Task prompt =
Look over the material for the string "JSON". Copy every line where it turns up.

= = = = =

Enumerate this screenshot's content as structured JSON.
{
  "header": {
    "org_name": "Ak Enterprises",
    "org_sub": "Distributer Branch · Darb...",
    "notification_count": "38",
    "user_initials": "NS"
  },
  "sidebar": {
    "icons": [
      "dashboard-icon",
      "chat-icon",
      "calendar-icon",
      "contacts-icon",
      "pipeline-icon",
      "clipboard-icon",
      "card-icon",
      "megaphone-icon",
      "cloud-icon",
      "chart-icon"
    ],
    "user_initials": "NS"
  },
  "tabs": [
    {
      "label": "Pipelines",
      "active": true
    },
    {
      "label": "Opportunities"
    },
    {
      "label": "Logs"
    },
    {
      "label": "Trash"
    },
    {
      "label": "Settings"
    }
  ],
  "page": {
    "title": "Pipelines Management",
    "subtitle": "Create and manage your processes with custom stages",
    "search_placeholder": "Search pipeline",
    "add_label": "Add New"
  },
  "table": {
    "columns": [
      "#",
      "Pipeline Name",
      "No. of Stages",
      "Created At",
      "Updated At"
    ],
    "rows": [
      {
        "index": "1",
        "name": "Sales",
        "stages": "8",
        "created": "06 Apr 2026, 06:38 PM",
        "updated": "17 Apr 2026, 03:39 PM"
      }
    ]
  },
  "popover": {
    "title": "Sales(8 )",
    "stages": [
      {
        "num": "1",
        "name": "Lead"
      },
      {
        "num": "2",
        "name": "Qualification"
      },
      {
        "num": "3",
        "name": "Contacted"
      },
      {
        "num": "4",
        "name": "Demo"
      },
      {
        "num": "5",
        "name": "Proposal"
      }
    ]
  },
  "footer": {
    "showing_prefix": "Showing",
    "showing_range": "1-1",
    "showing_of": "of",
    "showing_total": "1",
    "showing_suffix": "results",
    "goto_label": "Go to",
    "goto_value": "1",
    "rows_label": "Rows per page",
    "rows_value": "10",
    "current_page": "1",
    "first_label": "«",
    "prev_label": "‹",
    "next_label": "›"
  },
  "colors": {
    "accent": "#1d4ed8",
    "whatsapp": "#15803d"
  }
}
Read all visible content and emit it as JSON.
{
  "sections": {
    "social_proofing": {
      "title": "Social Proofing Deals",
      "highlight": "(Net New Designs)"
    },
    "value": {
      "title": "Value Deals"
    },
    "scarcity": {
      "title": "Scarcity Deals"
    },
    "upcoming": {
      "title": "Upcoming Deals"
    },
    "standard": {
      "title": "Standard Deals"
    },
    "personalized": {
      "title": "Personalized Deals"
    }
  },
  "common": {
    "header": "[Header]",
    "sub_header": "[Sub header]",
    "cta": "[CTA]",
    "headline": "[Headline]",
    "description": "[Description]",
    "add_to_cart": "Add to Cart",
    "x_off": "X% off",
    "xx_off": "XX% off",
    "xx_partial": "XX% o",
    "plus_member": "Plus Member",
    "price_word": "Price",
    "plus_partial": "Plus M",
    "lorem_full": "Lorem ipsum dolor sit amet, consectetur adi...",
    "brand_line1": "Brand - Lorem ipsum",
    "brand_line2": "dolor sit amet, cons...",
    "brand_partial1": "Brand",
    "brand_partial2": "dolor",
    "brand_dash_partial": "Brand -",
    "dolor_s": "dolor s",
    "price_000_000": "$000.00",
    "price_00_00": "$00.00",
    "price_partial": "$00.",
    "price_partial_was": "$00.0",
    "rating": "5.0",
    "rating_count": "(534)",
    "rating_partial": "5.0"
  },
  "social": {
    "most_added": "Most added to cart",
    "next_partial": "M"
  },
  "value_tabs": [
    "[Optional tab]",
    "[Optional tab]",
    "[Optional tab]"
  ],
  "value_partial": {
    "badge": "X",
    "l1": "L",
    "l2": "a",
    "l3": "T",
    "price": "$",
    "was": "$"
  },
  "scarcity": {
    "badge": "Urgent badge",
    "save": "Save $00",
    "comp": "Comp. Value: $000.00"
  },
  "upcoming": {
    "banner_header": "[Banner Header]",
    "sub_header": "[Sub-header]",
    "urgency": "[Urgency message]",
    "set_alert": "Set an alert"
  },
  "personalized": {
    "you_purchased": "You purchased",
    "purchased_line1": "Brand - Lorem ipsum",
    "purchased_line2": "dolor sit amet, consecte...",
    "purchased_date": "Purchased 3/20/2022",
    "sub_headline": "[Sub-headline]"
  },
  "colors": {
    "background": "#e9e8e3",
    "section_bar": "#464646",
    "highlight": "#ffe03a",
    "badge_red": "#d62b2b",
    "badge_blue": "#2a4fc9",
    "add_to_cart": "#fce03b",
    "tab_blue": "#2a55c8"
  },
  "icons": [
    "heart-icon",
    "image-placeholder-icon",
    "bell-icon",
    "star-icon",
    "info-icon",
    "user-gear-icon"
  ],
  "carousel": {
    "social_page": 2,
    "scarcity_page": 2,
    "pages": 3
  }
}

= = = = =

Reply to the task =
Enumerate this screenshot's content as structured JSON.
Read all visible content and emit it as JSON.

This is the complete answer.